An e-mail sent to parties involved in negotiations over the settlement of a business dispute satisfies the writing requirement in the Colorado statute of frauds, a district court ruled. The court noted that the parties agreed that the purported settlement was governed by Colorado Rev. Stat. § 38-10-112, which requires that an agreement not to be perfomed within a year must be in writing, because the agreement contemplated the execution of a five-year note. The court applied Colorado case law in concluding that the requirement of a writing was satisfied by the e-mail. The court further ruled, however, that the e-mail was not "signed" within the meaning of the Electronic Signatures in Global and National Commerce Act, 15 U.S.C. § 7001(a), because the e-mail containing the purported settlement terms was not sent by the person whose name appeared as the sender but by another party who was using that person's e-mail account, and the actual sender of the e-mail averred that he transmitted it for the purpose of "consideration and voting" of the parties, and he did not have authority to bind his employer. Thus, the court concluded, the e-mail did not consitute a writing "subscribed by the party charged therewith."

Buckles Management, LLC v. InvestorDigs, LLC, 2010 U.S. Dist. LEXIS 73000 (D. Colo. July 20, 2010) Download PDF

Editor’s Note: The court did not refer to the Uniform Electronic Transactions Act, which was enacted in Colorado in 2002; see Colorado Rev. Stat. 24-71.3-101, et seq.
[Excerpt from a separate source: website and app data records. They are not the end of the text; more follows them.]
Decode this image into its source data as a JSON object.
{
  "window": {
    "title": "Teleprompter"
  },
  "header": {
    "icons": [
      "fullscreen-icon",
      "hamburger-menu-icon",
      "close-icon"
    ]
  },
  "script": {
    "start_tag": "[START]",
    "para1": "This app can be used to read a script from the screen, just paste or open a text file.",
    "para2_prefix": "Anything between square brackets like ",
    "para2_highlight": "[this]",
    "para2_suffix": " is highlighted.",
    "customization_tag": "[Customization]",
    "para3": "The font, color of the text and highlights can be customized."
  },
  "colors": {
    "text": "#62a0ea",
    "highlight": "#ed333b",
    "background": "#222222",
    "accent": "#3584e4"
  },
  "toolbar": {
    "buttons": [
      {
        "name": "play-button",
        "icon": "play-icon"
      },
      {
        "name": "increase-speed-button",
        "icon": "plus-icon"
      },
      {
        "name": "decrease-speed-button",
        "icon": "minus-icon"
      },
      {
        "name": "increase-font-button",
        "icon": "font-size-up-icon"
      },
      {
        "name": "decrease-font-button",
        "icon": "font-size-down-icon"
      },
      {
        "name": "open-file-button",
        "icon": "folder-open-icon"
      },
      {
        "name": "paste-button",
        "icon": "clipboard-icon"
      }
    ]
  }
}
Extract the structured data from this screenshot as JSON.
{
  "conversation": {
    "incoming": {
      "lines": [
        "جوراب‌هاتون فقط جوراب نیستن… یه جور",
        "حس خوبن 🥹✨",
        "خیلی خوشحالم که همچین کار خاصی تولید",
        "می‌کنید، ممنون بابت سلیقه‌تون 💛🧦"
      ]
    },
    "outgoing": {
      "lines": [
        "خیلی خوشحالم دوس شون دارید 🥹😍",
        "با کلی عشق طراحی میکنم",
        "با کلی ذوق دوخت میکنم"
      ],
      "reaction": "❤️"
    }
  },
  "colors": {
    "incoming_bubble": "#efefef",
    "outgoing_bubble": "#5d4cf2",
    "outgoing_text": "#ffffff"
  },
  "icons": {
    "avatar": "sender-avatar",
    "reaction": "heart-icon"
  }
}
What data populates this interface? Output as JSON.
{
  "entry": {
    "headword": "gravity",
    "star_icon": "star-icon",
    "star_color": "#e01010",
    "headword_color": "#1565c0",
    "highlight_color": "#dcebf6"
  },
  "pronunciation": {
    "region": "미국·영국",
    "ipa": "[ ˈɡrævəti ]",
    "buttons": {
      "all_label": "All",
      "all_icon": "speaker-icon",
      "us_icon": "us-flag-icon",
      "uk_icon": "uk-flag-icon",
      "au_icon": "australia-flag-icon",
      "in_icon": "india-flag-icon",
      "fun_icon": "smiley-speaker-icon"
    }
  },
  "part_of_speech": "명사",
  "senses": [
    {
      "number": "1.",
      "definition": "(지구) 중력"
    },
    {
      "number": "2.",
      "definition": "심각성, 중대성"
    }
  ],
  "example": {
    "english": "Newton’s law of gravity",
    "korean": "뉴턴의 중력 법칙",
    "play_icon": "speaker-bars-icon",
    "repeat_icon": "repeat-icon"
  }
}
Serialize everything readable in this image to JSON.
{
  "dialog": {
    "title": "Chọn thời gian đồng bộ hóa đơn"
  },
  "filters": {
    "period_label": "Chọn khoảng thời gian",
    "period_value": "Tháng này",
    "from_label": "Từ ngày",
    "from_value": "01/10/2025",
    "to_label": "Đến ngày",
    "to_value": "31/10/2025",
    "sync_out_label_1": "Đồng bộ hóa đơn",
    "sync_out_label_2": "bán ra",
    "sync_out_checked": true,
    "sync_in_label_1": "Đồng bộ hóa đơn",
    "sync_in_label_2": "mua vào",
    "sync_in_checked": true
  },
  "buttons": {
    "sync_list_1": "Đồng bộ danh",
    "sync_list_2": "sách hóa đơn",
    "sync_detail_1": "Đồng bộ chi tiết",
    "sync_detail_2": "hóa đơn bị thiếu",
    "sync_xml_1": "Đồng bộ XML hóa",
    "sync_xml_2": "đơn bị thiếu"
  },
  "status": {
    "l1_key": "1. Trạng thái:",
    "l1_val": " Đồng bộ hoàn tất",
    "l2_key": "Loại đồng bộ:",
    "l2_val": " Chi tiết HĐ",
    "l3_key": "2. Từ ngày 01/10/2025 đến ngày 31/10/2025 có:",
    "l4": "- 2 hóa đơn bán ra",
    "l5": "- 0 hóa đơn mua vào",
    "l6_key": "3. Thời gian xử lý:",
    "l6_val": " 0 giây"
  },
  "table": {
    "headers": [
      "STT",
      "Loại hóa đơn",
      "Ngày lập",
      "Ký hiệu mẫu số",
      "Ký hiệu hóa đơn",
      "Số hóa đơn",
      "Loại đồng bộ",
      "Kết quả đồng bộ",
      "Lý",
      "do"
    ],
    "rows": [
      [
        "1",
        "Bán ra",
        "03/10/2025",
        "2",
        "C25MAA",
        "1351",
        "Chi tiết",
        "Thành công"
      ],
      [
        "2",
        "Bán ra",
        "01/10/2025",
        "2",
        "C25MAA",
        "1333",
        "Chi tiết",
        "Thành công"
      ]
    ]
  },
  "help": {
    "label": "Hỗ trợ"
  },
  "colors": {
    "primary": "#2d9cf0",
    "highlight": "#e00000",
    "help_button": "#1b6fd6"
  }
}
The Act contains provisions equivalent to the federal Act, including the language cited by the court in 15 U.S.C. § 7001(a)